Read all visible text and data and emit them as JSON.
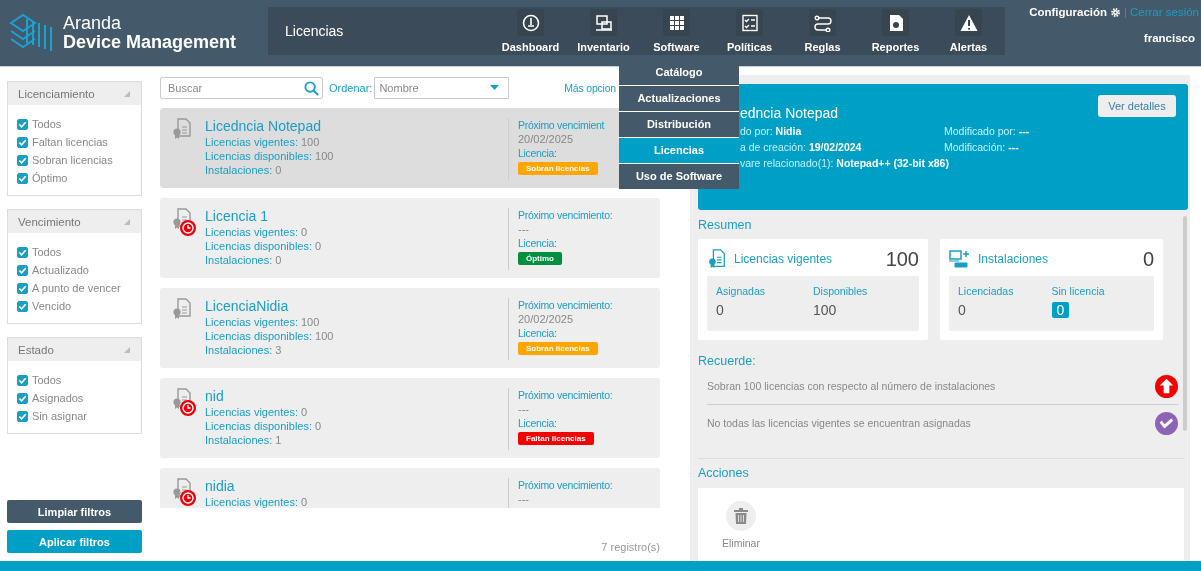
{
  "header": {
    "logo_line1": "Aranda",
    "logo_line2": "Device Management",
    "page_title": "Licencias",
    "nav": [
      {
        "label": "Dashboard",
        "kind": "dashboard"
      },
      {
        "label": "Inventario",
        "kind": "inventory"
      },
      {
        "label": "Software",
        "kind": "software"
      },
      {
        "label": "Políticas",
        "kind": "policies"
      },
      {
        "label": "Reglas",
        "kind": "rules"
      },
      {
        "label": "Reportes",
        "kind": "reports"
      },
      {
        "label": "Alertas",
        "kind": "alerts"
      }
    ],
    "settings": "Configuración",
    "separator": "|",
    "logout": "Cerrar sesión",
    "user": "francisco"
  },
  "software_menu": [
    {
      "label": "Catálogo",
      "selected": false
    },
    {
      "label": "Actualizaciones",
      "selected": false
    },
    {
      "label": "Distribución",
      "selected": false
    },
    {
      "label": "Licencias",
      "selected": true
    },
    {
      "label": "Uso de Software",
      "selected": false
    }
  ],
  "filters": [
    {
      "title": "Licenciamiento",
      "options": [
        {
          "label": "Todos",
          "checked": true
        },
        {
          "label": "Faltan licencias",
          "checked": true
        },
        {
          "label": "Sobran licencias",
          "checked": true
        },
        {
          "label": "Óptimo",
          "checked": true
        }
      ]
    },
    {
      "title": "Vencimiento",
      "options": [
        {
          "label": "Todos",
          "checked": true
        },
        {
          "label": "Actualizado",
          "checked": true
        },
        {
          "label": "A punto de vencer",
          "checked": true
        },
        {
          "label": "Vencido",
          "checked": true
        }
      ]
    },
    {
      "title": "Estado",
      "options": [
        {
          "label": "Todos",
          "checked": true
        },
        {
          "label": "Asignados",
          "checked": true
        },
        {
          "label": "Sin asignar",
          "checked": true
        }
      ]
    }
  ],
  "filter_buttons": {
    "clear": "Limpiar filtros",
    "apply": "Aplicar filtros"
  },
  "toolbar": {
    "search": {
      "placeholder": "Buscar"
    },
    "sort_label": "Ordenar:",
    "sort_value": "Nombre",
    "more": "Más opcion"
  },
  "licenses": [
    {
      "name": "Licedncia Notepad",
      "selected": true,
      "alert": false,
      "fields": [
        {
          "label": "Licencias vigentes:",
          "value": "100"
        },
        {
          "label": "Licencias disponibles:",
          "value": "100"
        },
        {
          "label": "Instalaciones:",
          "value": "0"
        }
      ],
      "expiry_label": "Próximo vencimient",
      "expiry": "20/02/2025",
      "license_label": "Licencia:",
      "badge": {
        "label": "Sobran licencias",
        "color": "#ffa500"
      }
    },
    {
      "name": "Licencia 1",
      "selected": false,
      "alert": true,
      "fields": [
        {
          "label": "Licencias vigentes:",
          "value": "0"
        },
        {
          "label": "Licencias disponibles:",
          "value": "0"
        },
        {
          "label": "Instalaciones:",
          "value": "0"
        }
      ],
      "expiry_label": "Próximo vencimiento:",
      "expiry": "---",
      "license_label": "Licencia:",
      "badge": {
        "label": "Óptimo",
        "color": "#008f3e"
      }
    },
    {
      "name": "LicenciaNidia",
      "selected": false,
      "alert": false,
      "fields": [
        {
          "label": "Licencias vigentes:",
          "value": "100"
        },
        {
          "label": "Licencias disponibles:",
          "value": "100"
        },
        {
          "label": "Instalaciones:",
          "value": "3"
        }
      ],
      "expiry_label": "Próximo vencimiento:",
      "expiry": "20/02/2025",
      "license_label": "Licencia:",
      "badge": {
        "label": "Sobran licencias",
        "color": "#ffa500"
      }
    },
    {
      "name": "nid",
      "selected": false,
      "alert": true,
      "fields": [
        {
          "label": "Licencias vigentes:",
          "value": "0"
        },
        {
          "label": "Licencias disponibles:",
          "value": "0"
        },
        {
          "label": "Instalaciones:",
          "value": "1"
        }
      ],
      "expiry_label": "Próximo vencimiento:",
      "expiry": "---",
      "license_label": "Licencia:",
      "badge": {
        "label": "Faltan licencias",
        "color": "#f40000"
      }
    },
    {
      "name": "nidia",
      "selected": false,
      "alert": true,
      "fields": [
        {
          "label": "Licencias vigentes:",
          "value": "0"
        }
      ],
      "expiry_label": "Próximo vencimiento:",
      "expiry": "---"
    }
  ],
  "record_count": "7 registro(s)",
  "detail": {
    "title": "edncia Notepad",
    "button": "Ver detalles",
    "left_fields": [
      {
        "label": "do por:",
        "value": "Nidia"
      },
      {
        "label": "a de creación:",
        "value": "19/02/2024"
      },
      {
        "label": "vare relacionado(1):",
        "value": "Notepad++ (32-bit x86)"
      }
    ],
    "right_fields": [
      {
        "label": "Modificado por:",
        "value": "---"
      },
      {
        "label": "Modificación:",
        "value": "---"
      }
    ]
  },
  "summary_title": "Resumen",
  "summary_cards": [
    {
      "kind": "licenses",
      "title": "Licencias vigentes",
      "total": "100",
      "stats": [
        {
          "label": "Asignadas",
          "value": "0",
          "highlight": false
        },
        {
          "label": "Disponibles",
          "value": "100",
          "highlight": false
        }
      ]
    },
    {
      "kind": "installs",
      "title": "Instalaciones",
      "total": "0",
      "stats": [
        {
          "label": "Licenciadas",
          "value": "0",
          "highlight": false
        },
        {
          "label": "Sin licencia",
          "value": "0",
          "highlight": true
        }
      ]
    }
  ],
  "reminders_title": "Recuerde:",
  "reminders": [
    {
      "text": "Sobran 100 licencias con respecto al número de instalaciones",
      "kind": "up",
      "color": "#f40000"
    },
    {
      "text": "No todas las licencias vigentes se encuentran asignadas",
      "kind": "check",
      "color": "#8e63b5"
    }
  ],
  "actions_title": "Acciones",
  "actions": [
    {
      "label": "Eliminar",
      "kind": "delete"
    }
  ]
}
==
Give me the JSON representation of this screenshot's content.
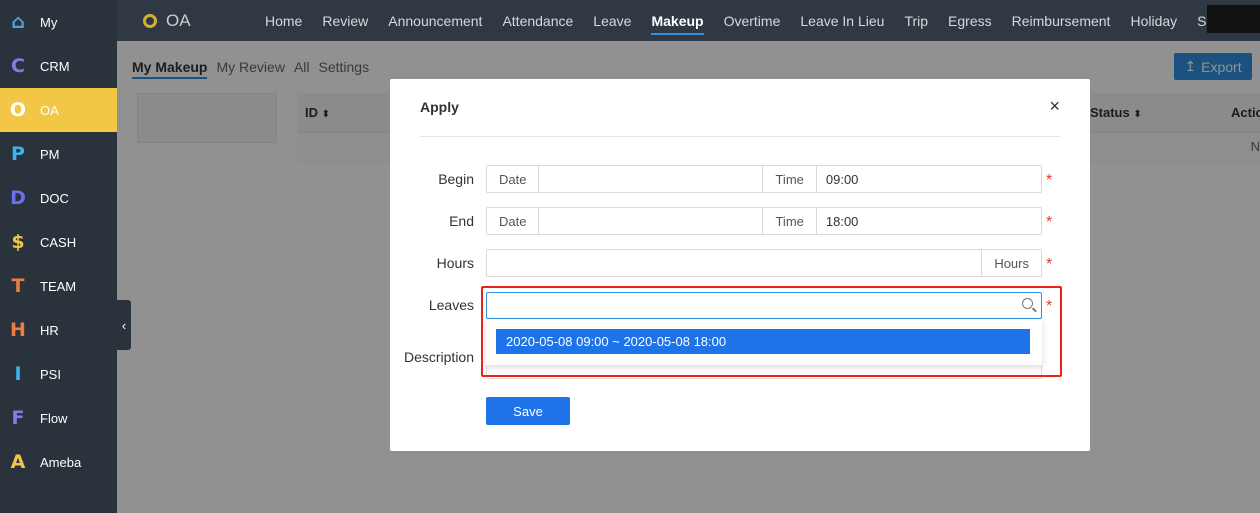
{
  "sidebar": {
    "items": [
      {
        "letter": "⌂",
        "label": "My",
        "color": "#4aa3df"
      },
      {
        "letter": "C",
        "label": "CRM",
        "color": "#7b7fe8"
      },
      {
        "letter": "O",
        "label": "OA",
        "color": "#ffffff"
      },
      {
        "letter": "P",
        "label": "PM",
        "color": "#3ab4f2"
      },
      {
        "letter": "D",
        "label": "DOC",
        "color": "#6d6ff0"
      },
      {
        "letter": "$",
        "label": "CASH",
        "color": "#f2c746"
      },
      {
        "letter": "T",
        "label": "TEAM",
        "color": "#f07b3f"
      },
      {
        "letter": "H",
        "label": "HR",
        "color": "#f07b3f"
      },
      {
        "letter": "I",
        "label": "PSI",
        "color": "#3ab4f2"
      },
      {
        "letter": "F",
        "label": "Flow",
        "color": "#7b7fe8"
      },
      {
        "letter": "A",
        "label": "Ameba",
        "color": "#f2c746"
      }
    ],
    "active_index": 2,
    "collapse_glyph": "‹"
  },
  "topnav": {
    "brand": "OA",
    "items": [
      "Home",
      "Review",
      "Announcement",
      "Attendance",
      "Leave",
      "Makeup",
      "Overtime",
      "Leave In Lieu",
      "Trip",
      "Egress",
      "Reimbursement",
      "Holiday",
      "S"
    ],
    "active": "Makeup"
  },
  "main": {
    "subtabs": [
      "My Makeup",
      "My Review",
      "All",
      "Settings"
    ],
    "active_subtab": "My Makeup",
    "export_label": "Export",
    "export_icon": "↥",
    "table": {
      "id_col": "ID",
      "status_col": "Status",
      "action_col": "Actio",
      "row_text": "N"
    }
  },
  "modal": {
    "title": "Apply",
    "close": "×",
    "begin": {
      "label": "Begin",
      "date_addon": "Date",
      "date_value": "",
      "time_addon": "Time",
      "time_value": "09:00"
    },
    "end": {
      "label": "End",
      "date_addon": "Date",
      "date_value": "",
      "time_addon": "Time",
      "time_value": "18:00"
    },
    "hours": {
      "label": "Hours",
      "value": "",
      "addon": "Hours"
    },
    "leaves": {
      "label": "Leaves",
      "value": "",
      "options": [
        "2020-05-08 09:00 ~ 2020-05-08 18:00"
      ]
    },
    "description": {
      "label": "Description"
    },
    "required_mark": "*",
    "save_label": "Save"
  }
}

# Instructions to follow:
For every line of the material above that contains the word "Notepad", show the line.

# Result of the exercise:
      "name": "Licedncia Notepad",
    "title": "edncia Notepad",
        "value": "Notepad++ (32-bit x86)"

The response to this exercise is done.